Adult Grief Resources Back to Grief Resources Due to COVID, in-person support groups are not currently meeting, however please utilize this helpful tool, Finding Comfort During Uncertain Times, created by our bereavement team. The resources below provide additional education and insight into healing from grief. Adult Grief Support After the death of someone close, your world turns upside down. Waves of emotion including sadness, loneliness, anger, yearning, and shock surge .
Grief is a natural process that's painful, personal, and normal. Grief allows a person to come to terms with a significant loss, and make sense of their new reality without a loved one. In most cases, grief will resolve itself with the passage of time, and psychotherapy is unnecessary. Other times, grief can become complicated and fail to. Feelings of grief might return on the anniversary of your loved one's death or other special days throughout the year. These feelings, sometimes called an anniversary reaction, aren't necessarily a setback in the grieving process. They're a reflection that your loved one's life was important to you.

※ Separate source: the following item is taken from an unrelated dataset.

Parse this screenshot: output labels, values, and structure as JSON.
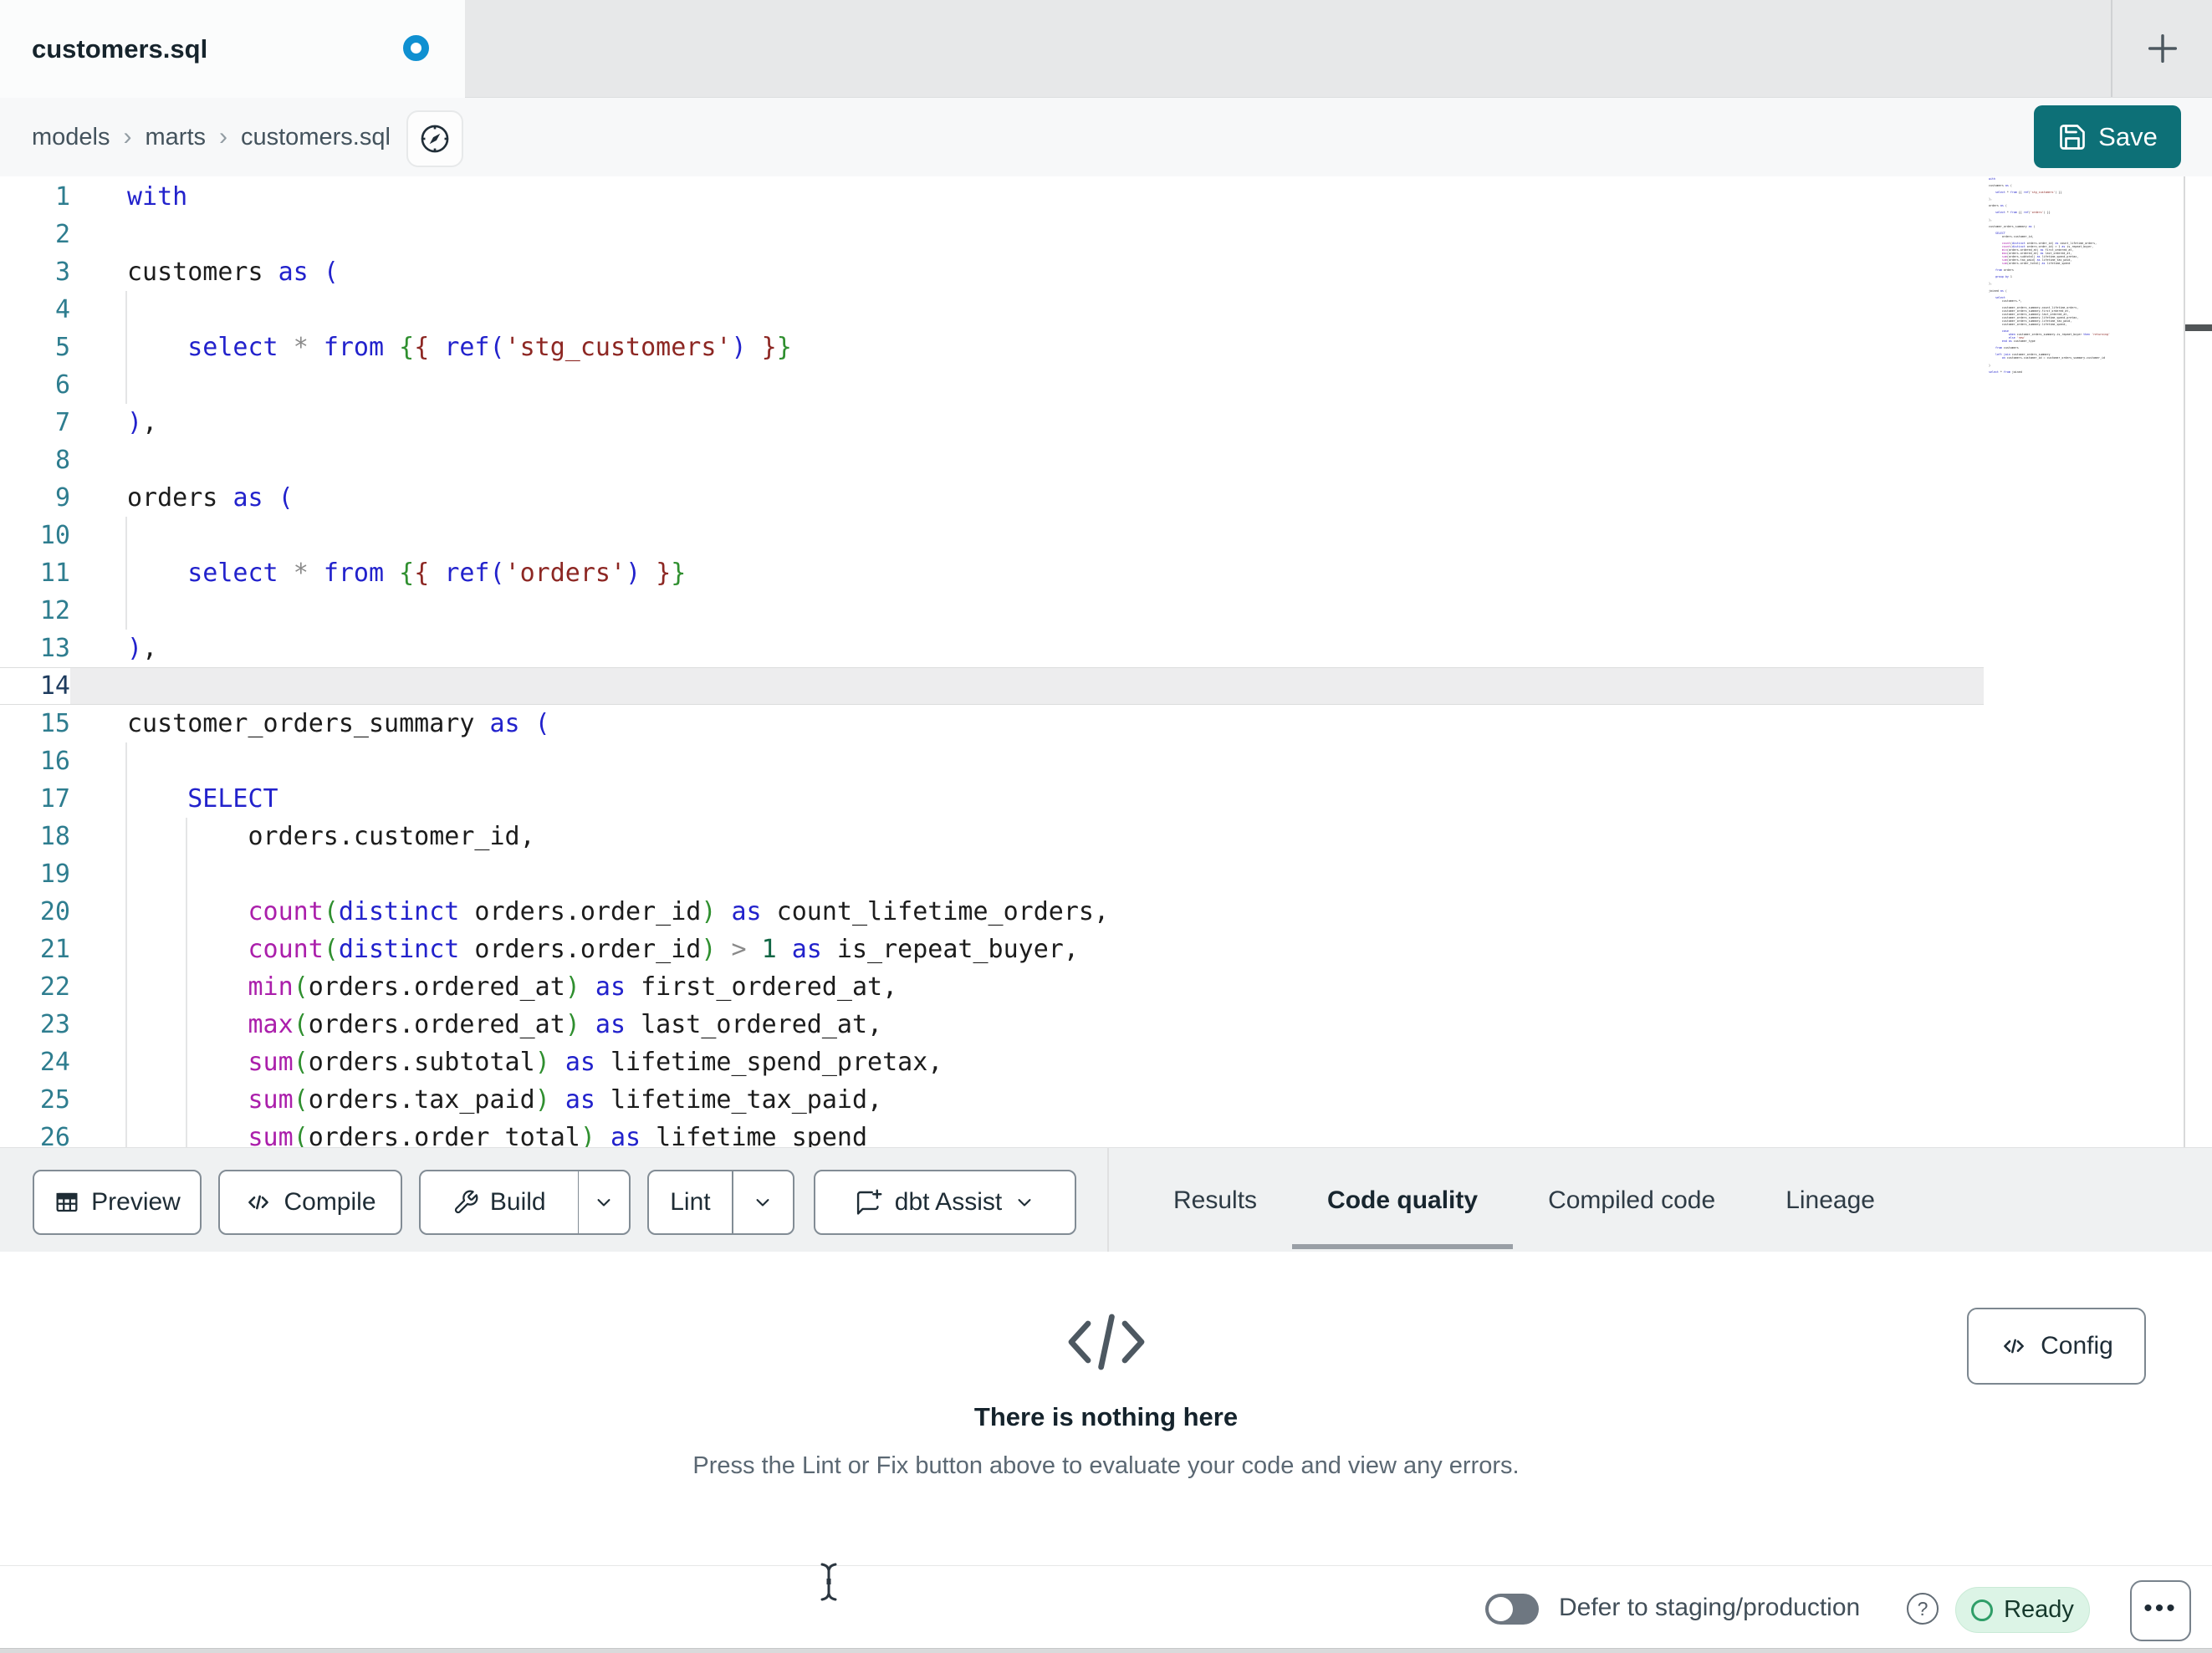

Grief is a natural human response to loss. It is often thought of as something that will get a little bit better each day, a period of sadness that must be bravely endured until it lessens with time. But the truth is that grief is an “up and down” process that is much more than sadness. Coping with the loss of a close friend or family member may be one of the hardest challenges that many of us face. When we lose a spouse, sibling or parent our grief can be particularly intense. Loss is understood as a natural part of life, but we can still be overcome by shock and confusion, leading to prolonged periods of sadness or depression.